During their update, Quist and Olson provided the board with a summary of the process, findings and recommendations. Over six months, data was collected from internal and external stakeholders through 11 listening sessions, a perception survey taken by more than 375 residents, and the community task force. Listening sessions focused on strengths, opportunities, and the ideal future for Moorhead High School in five years.

Survey respondents were asked to rate high school effective practices and identify top priorities for the educational program for Moorhead High School. On the survey, respondents identified these as the top five skills, attributes or abilities required of Moorhead High School graduates: 1) effective communication skills (written, oral and interpersonal), 2) critical thinking/discernment of information, 3) life skills (financial, etc.), 4) problem solving, and 5) collaboration/teamwork skills.

In April 2017, the task force made site visits to high schools in Alexandria, Chanhassen and Burnsville. At each of the sites, task force members were provided insight into academic and instructional programming options, technology structure and facility design items.

Phase I included development of a mission statement, belief statements and a portrait of a graduate for Moorhead High School. The task force created these drafts based on data collected. The drafts may be expanded or adapted during Phase II this school year.

As currently drafted, the mission states: “The mission of Moorhead High School, in partnership with students, staff, parents, and the community, is to develop creative, collaborative, thoughtful and communicative learners.”

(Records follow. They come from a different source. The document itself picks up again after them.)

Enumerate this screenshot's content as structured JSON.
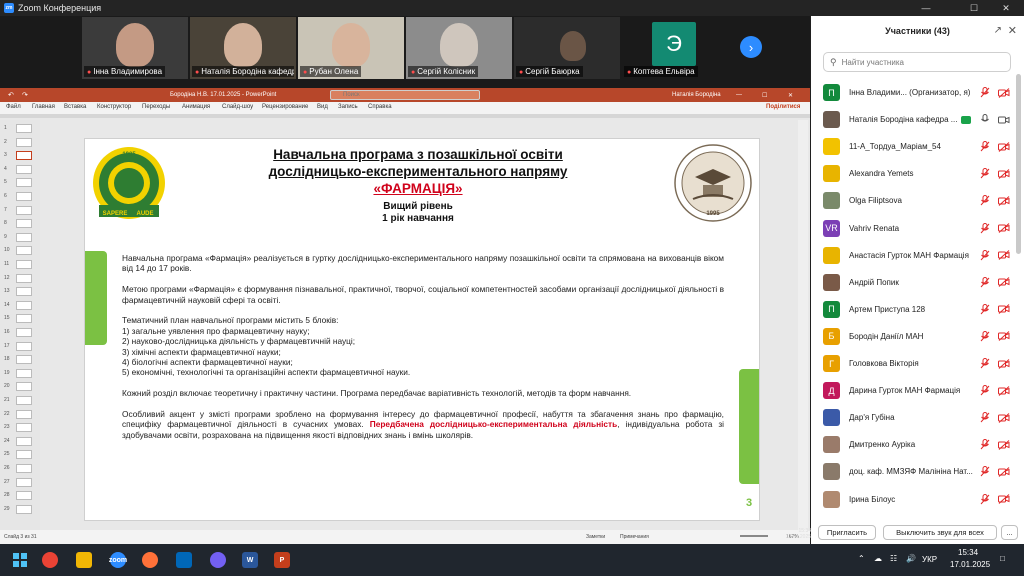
{
  "window": {
    "title": "Zoom Конференция",
    "app_badge": "zm"
  },
  "gallery": [
    {
      "name": "Інна Владимирова",
      "muted": true
    },
    {
      "name": "Наталія Бородіна кафедр...",
      "muted": true
    },
    {
      "name": "Рубан Олена",
      "muted": true
    },
    {
      "name": "Сергій Колісник",
      "muted": true
    },
    {
      "name": "Сергій Баюрка",
      "muted": true
    },
    {
      "name": "Коптева Ельвіра",
      "muted": true,
      "initial": "Э"
    }
  ],
  "ppt": {
    "title": "Бородіна Н.В.  17.01.2025  -  PowerPoint",
    "search": "Поиск",
    "user": "Наталія Бородіна",
    "share": "Поділитися",
    "menu": [
      "Файл",
      "Главная",
      "Вставка",
      "Конструктор",
      "Переходы",
      "Анимация",
      "Слайд-шоу",
      "Рецензирование",
      "Вид",
      "Запись",
      "Справка"
    ],
    "status_left": "Слайд 3 из 31",
    "status_notes": "Заметки",
    "status_comments": "Примечания",
    "zoom": "167%",
    "slide_numbers": [
      "1",
      "2",
      "3",
      "4",
      "5",
      "6",
      "7",
      "8",
      "9",
      "10",
      "11",
      "12",
      "13",
      "14",
      "15",
      "16",
      "17",
      "18",
      "19",
      "20",
      "21",
      "22",
      "23",
      "24",
      "25",
      "26",
      "27",
      "28",
      "29"
    ],
    "active_slide": "3"
  },
  "slide": {
    "title_line1": "Навчальна програма з позашкільної освіти",
    "title_line2": "дослідницько-експериментального напряму",
    "title_red": "«ФАРМАЦІЯ»",
    "level": "Вищий рівень",
    "year": "1 рік навчання",
    "logo_left_year": "1905",
    "logo_left_motto1": "SAPERE",
    "logo_left_motto2": "AUDE",
    "logo_right_year": "1995",
    "p1": "Навчальна програма «Фармація» реалізується в гуртку дослідницько-експериментального напряму позашкільної освіти та спрямована на вихованців віком від 14 до 17 років.",
    "p2": "Метою програми «Фармація» є формування пізнавальної, практичної, творчої, соціальної компетентностей засобами організації дослідницької діяльності в фармацевтичній науковій сфері та освіті.",
    "p3_intro": "Тематичний план навчальної програми містить 5 блоків:",
    "p3_items": [
      "1) загальне уявлення про фармацевтичну науку;",
      "2) науково-дослідницька діяльність у фармацевтичній науці;",
      "3) хімічні аспекти фармацевтичної науки;",
      "4) біологічні аспекти фармацевтичної науки;",
      "5) економічні, технологічні та організаційні аспекти фармацевтичної науки."
    ],
    "p4": "Кожний розділ включає теоретичну і практичну частини. Програма передбачає варіативність технологій, методів та  форм навчання.",
    "p5_a": "Особливий акцент у змісті програми зроблено на формування інтересу до фармацевтичної професії, набуття та збагачення знань про фармацію, специфіку фармацевтичної діяльності в сучасних умовах.",
    "p5_red": "Передбачена дослідницько-експериментальна діяльність",
    "p5_b": ", індивідуальна робота зі здобувачами освіти, розрахована на підвищення якості відповідних знань і вмінь школярів.",
    "page_number": "3"
  },
  "participants": {
    "header": "Участники (43)",
    "search_placeholder": "Найти участника",
    "list": [
      {
        "name": "Інна Владими...  (Организатор, я)",
        "initial": "П",
        "color": "#138a3c",
        "mic": "muted",
        "video": "off"
      },
      {
        "name": "Наталія Бородіна кафедра ...",
        "initial": "",
        "color": "#6b5a4e",
        "mic": "on",
        "video": "on",
        "sharing": true
      },
      {
        "name": "11-А_Тордуа_Маріам_54",
        "initial": "",
        "color": "#f2c200",
        "mic": "muted",
        "video": "off"
      },
      {
        "name": "Alexandra Yemets",
        "initial": "",
        "color": "#e8b400",
        "mic": "muted",
        "video": "off"
      },
      {
        "name": "Olga Filiptsova",
        "initial": "",
        "color": "#7a8a6a",
        "mic": "muted",
        "video": "off"
      },
      {
        "name": "Vahriv Renata",
        "initial": "VR",
        "color": "#7b3fb5",
        "mic": "muted",
        "video": "off"
      },
      {
        "name": "Анастасія Гурток МАН Фармація",
        "initial": "",
        "color": "#e8b400",
        "mic": "muted",
        "video": "off"
      },
      {
        "name": "Андрій Попик",
        "initial": "",
        "color": "#7a5a48",
        "mic": "muted",
        "video": "off"
      },
      {
        "name": "Артем Приступа 128",
        "initial": "П",
        "color": "#138a3c",
        "mic": "muted",
        "video": "off"
      },
      {
        "name": "Бородін Даніїл МАН",
        "initial": "Б",
        "color": "#e8a000",
        "mic": "muted",
        "video": "off"
      },
      {
        "name": "Головкова Вікторія",
        "initial": "Г",
        "color": "#e8a000",
        "mic": "muted",
        "video": "off"
      },
      {
        "name": "Дарина Гурток МАН Фармація",
        "initial": "Д",
        "color": "#c2185b",
        "mic": "muted",
        "video": "off"
      },
      {
        "name": "Дар'я Губіна",
        "initial": "",
        "color": "#3b5aa8",
        "mic": "muted",
        "video": "off"
      },
      {
        "name": "Дмитренко Ауріка",
        "initial": "",
        "color": "#9a7b6a",
        "mic": "muted",
        "video": "off"
      },
      {
        "name": "доц. каф. ММЗЯФ Малініна Нат...",
        "initial": "",
        "color": "#8a7a6a",
        "mic": "muted",
        "video": "off"
      },
      {
        "name": "Ірина Білоус",
        "initial": "",
        "color": "#b08a70",
        "mic": "muted",
        "video": "off"
      }
    ],
    "invite_label": "Пригласить",
    "mute_all_label": "Выключить звук для всех",
    "more_label": "..."
  },
  "taskbar": {
    "lang": "УКР",
    "time": "15:34",
    "date": "17.01.2025",
    "ppt_time": "15:34",
    "ppt_date": "17.01.2025"
  },
  "colors": {
    "zoom_accent": "#2d8cff",
    "ppt_accent": "#b7472a",
    "slide_green": "#7bc143",
    "slide_red": "#d0021b",
    "muted_red": "#e02828"
  }
}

Belief statements were drafted as follows:
Moorhead High School believes:
• In creating critical thinkers and problem solvers.
• That learning opportunities should focus on students’ strengths, weaknesses, and interests.
• In building community through a single identity.
• That positive culture allows everyone to take ownership and belong.
• In a positive and interactive relationship between the school and community.
• In holding students to high expectations so they expect more of themselves.
• That students and staff should be physically, emotionally, and socially safe.
• That students have a voice and choice and subsequent accountability.
• In ensuring that all students are effective communicators.

The final item drafted during Phase I was the portrait of a Moorhead High School graduate.
• Resilience — Growth Mindset
• Critical Thinking
• Communication
• Problem Solving
• Empathy — diversity, inclusive and altruistic
• Content Mastery

Other Considerations
• Collaboration
• Creativity

These findings will continue to reviewed, and possibly amended, as the task force collects additional data during Phase II this school year. The task force reconvened this fall and is meeting monthly through January to refine the guiding principles on academic programming, instruction, technology and facility design.

The final principles and recommendations are to be finalized in January 2018 and presented to the School Board in February 2018. By the spring of 2018, using the task force’s guiding principles and portrait of a graduate, a plan will be developed to study high school facilities during the 2018-19 school year.


Photo:
The Moorhead School Board and administrators listen to update from Terry Quist and Jeff Olson, Minnesota School Boards Association, about the Designing Moorhead High School’s 21st Century Academic/Instructional Program, as the high school task force process is called.

Categorized under: School